Anyone with curly hair knows the dread of wash days. Don’t even get me started on trying to find the perfect products without spending your entire month’s earning. With that being said, curly hair doesn’t have to be such a mission. There are many ways to ensure beautiful flawless curls without tiring yourself – or your bank account.
Don’t wash your hair every day
Curly hair doesn’t need to be shampooed every day. In fact, shampooing curly hair every day stretches out fragile hair and dries it out. Curly hair thrives on oil to be healthy, so daily shampoos will strip its much needed natural oils. Stick to washing once a week or once every two weeks.
On that note, pick your shampoo wisely. By now, you’ve probably seen all the Tik-Tok trends swearing off certain ingredients. Ultimately, sulphate and paraben free shampoo has been dubbed the safest for curly hair, as it doesn’t strip natural moisture from hair and dry it out. With curly hair, however, it’s usually trial and error: what works for one person might not work for you. So, try out different products and listen to what your hair tells you.
Deep condition and hot oil treatments
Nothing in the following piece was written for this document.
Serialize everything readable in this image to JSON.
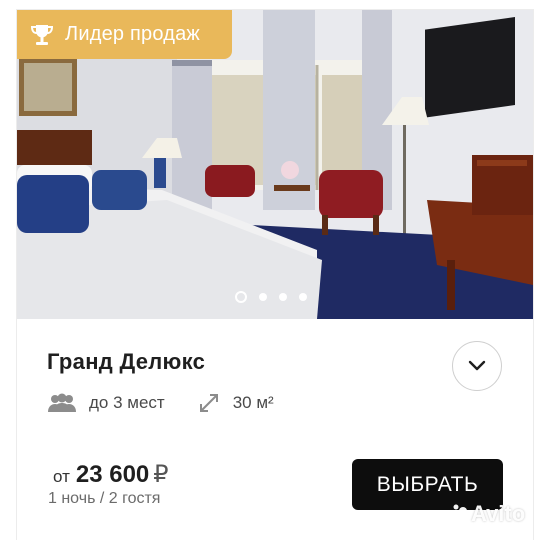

I can’t stress this enough: deep conditioning and hot oil treatments are your friend! These treatments are a sure-fire way to ensure moisturized and hydrated curls, exactly what you want! Deep conditioning is recommended after shampooing your hair. Typical deep conditioning treatments are kept on for ten minutes under a cap, but can be left on overnight for maximum effect. The same applies to hot oil treatments, which can be applied before a wash day to lock in the nutrients that are already in your hair.
Sections and detangling
Perhaps the most dreaded part of wash days is detangling. I’ve always detested the idea of parting and sectioning my hair. I thought that it would take far more time, but when I actually tried it I realised that sectioning your hair makes detangling go quicker, as there is less hair to comb through at once. It’s easier on the arms too. Detangling should always start at the tips and slowly work its way up to the roots. This, along with sectioning ensures less breakage on wash days.
Biannual trim and hair dye
Split ends are no joke. Split ends actually prevent hair from growing to its fullest potential, especially for those with curls. For curly hair, a trim is recommended every 6 months. Our hair grows about an inch each month, and typically an inch is taken off during a trim. So, while it may feel like you’ve lost a ton of growth after a trim, it won’t be long before your curls are long and healthy again– damn you shrinkage!
If you want to dye your hair, ALWAYS go to a professional. I can’t stress this enough. It may seem simple enough to attempt on your own, but professionals have the knowledge that enables them to dance the line between luscious, dyed curls and completely fried hair. With that being said, choose your professionals wisely. Scope portfolios and read over reviews: your hair will thank you for making a wise and informed choice. Trust me. I hopped on the teal ombré trend after high school and, three years later, I’m still paying the price…
Heat and satin
Everyone with curly hair knows the detrimental effects of heat. If you really can’t avoid it, always use heat protectant, and try not to use heat too frequently. This doesn’t just mean a hairdryer or flat iron; studies have shown that hot water over-saturates curly hair and causes it to go limp. Cold water, on the other hand, locks in the moisture and makes sure that curls stay tight and upright.
Finally, it is in your best interest to invest in a satin pillow case or cap. Have you ever woken up to find your pillow filled with your hair? Cotton pillow cases encourage breakage and makes curls frailer, whilst satin pillow cases does not. Consider investing either a satin pillow case or a satin cap, and your curls will thank you.
Curly hair can seem hard to manage, but it doesn’t have to be this way. These are the basics of the many ways that you can ensure healthy curls. Once you get these down, you can look into finer details.
P.S. If you’re scared to do the big chop – just do it.